Goal of the exercise: In your copy, the records appear word for word and the pictures do not appear at all.

Task data:

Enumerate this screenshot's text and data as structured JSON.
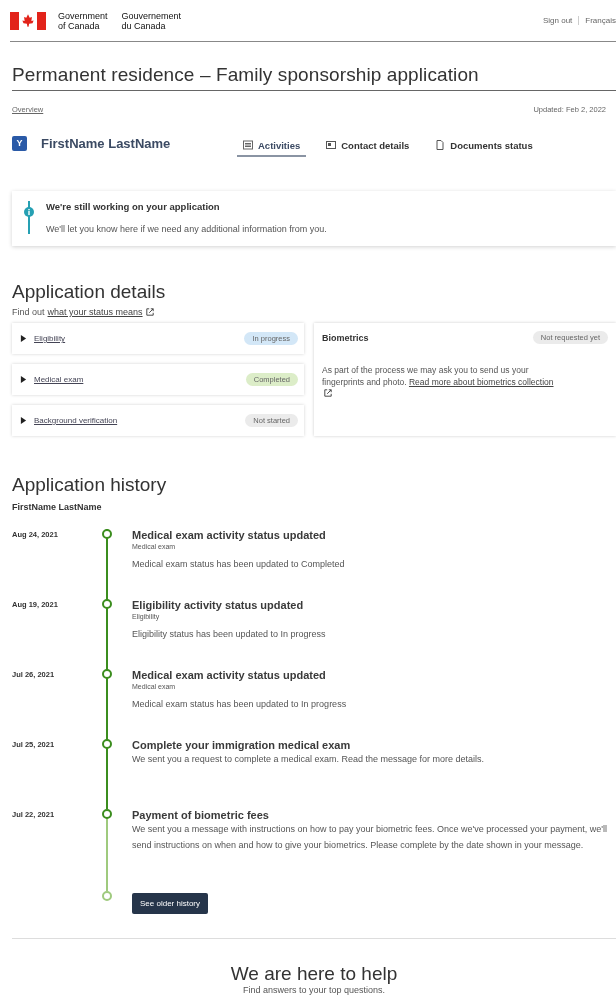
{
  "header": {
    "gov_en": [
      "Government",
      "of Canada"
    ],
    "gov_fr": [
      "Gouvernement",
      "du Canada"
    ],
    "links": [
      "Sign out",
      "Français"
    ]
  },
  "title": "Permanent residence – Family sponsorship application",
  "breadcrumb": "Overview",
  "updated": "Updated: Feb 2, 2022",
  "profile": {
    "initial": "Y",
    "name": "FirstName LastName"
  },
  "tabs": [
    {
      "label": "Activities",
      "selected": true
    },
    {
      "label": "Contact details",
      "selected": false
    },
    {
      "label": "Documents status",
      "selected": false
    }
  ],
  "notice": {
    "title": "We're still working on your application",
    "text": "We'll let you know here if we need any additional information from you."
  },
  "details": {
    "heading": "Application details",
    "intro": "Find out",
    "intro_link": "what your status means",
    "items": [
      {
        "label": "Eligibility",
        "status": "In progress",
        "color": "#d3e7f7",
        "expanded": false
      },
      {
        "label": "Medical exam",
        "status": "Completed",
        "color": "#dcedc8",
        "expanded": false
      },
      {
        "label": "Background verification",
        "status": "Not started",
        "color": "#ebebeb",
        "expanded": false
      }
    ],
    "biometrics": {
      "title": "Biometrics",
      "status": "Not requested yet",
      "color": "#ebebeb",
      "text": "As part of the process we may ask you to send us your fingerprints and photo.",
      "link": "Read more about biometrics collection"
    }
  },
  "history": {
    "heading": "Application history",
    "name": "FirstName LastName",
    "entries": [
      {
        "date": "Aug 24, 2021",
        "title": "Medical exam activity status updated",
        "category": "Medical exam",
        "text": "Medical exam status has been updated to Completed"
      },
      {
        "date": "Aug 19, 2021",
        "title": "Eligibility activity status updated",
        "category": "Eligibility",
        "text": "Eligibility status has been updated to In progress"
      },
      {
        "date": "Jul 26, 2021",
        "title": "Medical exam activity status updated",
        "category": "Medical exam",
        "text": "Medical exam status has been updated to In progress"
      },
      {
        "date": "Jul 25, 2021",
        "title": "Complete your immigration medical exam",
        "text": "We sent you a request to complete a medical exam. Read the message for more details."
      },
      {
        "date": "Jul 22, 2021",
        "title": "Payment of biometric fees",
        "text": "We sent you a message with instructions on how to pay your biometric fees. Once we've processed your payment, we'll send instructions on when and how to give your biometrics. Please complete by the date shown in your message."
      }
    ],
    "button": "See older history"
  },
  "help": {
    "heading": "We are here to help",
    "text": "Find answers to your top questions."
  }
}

Exercise result:
Enumerate this screenshot's text and data as structured JSON.
{
  "header": {
    "gov_en": [
      "Government",
      "of Canada"
    ],
    "gov_fr": [
      "Gouvernement",
      "du Canada"
    ],
    "links": [
      "Sign out",
      "Français"
    ]
  },
  "title": "Permanent residence – Family sponsorship application",
  "breadcrumb": "Overview",
  "updated": "Updated: Feb 2, 2022",
  "profile": {
    "initial": "Y",
    "name": "FirstName LastName"
  },
  "tabs": [
    {
      "label": "Activities",
      "selected": true
    },
    {
      "label": "Contact details",
      "selected": false
    },
    {
      "label": "Documents status",
      "selected": false
    }
  ],
  "notice": {
    "title": "We're still working on your application",
    "text": "We'll let you know here if we need any additional information from you."
  },
  "details": {
    "heading": "Application details",
    "intro": "Find out",
    "intro_link": "what your status means",
    "items": [
      {
        "label": "Eligibility",
        "status": "In progress",
        "color": "#d3e7f7",
        "expanded": false
      },
      {
        "label": "Medical exam",
        "status": "Completed",
        "color": "#dcedc8",
        "expanded": false
      },
      {
        "label": "Background verification",
        "status": "Not started",
        "color": "#ebebeb",
        "expanded": false
      }
    ],
    "biometrics": {
      "title": "Biometrics",
      "status": "Not requested yet",
      "color": "#ebebeb",
      "text": "As part of the process we may ask you to send us your fingerprints and photo.",
      "link": "Read more about biometrics collection"
    }
  },
  "history": {
    "heading": "Application history",
    "name": "FirstName LastName",
    "entries": [
      {
        "date": "Aug 24, 2021",
        "title": "Medical exam activity status updated",
        "category": "Medical exam",
        "text": "Medical exam status has been updated to Completed"
      },
      {
        "date": "Aug 19, 2021",
        "title": "Eligibility activity status updated",
        "category": "Eligibility",
        "text": "Eligibility status has been updated to In progress"
      },
      {
        "date": "Jul 26, 2021",
        "title": "Medical exam activity status updated",
        "category": "Medical exam",
        "text": "Medical exam status has been updated to In progress"
      },
      {
        "date": "Jul 25, 2021",
        "title": "Complete your immigration medical exam",
        "text": "We sent you a request to complete a medical exam. Read the message for more details."
      },
      {
        "date": "Jul 22, 2021",
        "title": "Payment of biometric fees",
        "text": "We sent you a message with instructions on how to pay your biometric fees. Once we've processed your payment, we'll send instructions on when and how to give your biometrics. Please complete by the date shown in your message."
      }
    ],
    "button": "See older history"
  },
  "help": {
    "heading": "We are here to help",
    "text": "Find answers to your top questions."
  }
}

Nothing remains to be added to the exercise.